XI'AN - A northwest China city will soon purchase a fire truck with a powerful hose from a Finnish company to extinguish fires in high-rise buildings, an official said Wednesday.
The government of Xi'an, capital of Shaanxi Province, made the decision early this year and expects to sign a contract with the company this week, Jia Xihai, an officer with the city's fire-fighting force said.
Shanghai fire teaches a lesson (external - login to view)
8 detained over massive high-rise fire (external - login to view)
Shanghai mourns high-rise fire victims (external - login to view)
Thorough investigation on cause of Shanghai fire (external - login to view)
Jia revealed the plan to buy the fire truck after a deadly fire engulfed a 28-story residential building in Shanghai on Monday. At least 53 people perished in the tragedy. The fire truck will cost about 25 million yuan ($3.76 million). It is able to shoot water up to a height of 101 meters -- the highest for any fire truck in the world.
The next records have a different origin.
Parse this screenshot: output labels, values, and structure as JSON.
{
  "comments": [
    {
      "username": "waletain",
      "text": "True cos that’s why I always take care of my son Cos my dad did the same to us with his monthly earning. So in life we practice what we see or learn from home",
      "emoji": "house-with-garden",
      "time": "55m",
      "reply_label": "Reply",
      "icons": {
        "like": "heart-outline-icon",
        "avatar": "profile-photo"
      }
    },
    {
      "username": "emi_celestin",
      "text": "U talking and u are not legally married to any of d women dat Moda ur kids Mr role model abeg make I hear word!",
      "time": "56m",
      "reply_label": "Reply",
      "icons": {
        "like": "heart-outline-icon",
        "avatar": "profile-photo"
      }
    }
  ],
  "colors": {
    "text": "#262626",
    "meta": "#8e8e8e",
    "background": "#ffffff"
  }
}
It will be put into use in Xi'an in April 2011, Jia said.
Fire truck hoses in Xi'an currently shoot water up to a height of 53 meters.
Experts said China's fire-fighting capacity in many cities is inadequate for fires higher than 60 meters above the ground.
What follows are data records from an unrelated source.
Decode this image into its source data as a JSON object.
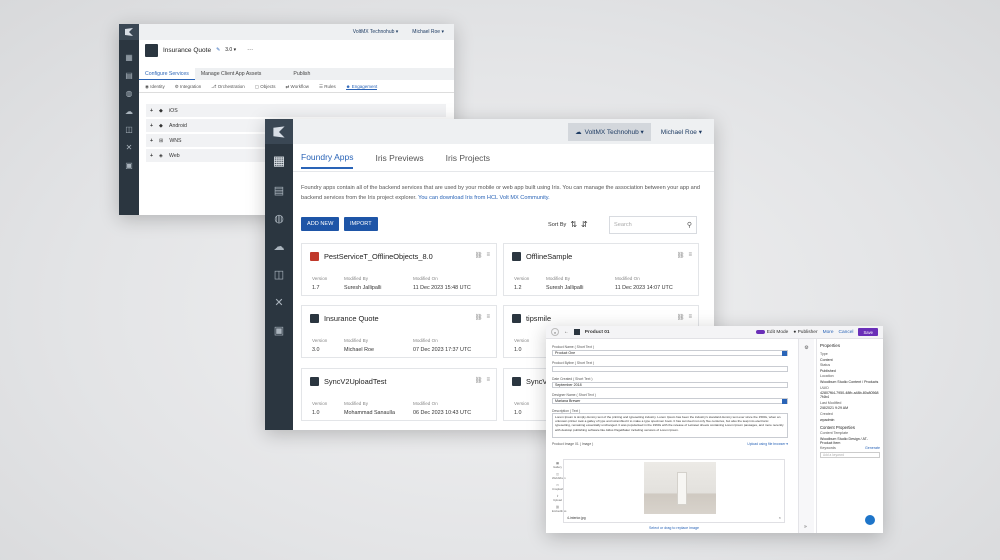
{
  "background": {
    "color": "#e4e5e7"
  },
  "win1": {
    "cloud": "VoltMX Technohub ▾",
    "user": "Michael Roe ▾",
    "app_title": "Insurance Quote",
    "version": "3.0 ▾",
    "more": "···",
    "tabs": [
      "Configure Services",
      "Manage Client App Assets",
      "Publish"
    ],
    "subtabs": [
      "Identity",
      "Integration",
      "Orchestration",
      "Objects",
      "Workflow",
      "Rules",
      "Engagement"
    ],
    "rows": [
      "iOS",
      "Android",
      "WNS",
      "Web"
    ]
  },
  "win2": {
    "cloud": "VoltMX Technohub ▾",
    "user": "Michael Roe ▾",
    "tabs": [
      "Foundry Apps",
      "Iris Previews",
      "Iris Projects"
    ],
    "description": "Foundry apps contain all of the backend services that are used by your mobile or web app built using Iris. You can manage the association between your app and backend services from the Iris project explorer.",
    "link": "You can download Iris from HCL Volt MX Community.",
    "add_new": "ADD NEW",
    "import": "IMPORT",
    "sort_by": "Sort By",
    "search_placeholder": "Search",
    "labels": {
      "version": "Version",
      "modified_by": "Modified By",
      "modified_on": "Modified On"
    },
    "cards": [
      {
        "name": "PestServiceT_OfflineObjects_8.0",
        "version": "1.7",
        "by": "Suresh Jallipalli",
        "on": "11 Dec 2023 15:48 UTC"
      },
      {
        "name": "OfflineSample",
        "version": "1.2",
        "by": "Suresh Jallipalli",
        "on": "11 Dec 2023 14:07 UTC"
      },
      {
        "name": "Insurance Quote",
        "version": "3.0",
        "by": "Michael Roe",
        "on": "07 Dec 2023 17:37 UTC"
      },
      {
        "name": "tipsmile",
        "version": "1.0",
        "by": "",
        "on": ""
      },
      {
        "name": "SyncV2UploadTest",
        "version": "1.0",
        "by": "Mohammad Sanaulla",
        "on": "06 Dec 2023 10:43 UTC"
      },
      {
        "name": "SyncV",
        "version": "1.0",
        "by": "",
        "on": ""
      }
    ]
  },
  "win3": {
    "title": "Product 01",
    "edit_mode": "Edit Mode",
    "publisher": "Publisher",
    "more": "More",
    "cancel": "Cancel",
    "save": "Save",
    "fields": [
      {
        "label": "Product Name ( Short Text )",
        "value": "Product One"
      },
      {
        "label": "Product Byline ( Short Text )",
        "value": ""
      },
      {
        "label": "Date Created ( Short Text )",
        "value": "September 2018"
      },
      {
        "label": "Designer Name ( Short Text )",
        "value": "Mariana Brewer"
      }
    ],
    "desc_label": "Description ( Text )",
    "desc_text": "Lorem Ipsum is simply dummy text of the printing and typesetting industry. Lorem Ipsum has been the industry's standard dummy text ever since the 1500s, when an unknown printer took a galley of type and scrambled it to make a type specimen book. It has survived not only five centuries, but also the leap into electronic typesetting, remaining essentially unchanged. It was popularised in the 1960s with the release of Letraset sheets containing Lorem Ipsum passages, and more recently with desktop publishing software like Aldus PageMaker including versions of Lorem Ipsum.",
    "image_label": "Product Image 01 ( Image )",
    "upload": "Upload using file browser ▾",
    "image_tools": [
      "Gallery",
      "WebAlbum",
      "Unsplash",
      "Upload",
      "Embedlinks"
    ],
    "file_name": "4-interior.jpg",
    "replace": "Select or drag to replace image",
    "properties": {
      "heading": "Properties",
      "type_label": "Type",
      "type": "Content",
      "status_label": "Status",
      "status": "Published",
      "location_label": "Location",
      "location": "Woodbum Studio Content / Products",
      "uuid_label": "UUID",
      "uuid": "42807f64-7950-48fb-a48b-80c805687f4b4",
      "modified_label": "Last Modified",
      "modified": "2/8/2021 9:29 AM",
      "created_label": "Created",
      "created": "wpadmin",
      "content_heading": "Content Properties",
      "ct_label": "Content Template",
      "ct": "Woodbum Studio Design / AT-Product Item",
      "keywords_label": "Keywords",
      "generate": "Generate",
      "add_keyword": "Add a keyword"
    }
  }
}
The Xi'an municipal government will spend 450 million yuan on a number of fire-control projects. The projects include the purchase of a German-made surveillance vehicle and the construction of seven fire stations.
The surveillance vehicle will cost about 13 million yuan. It is equipped with an unmanned infrared camera that transmits video from the scene back to headquarters.
The Shanghai blaze, which authorities have blamed on unlicensed welders, has exposed safety loopholes in China's fire-control systems, including the use of flammable materials in scaffolding and inadequate fire-fighting facilities. Police have detained eight people in connection to the fire.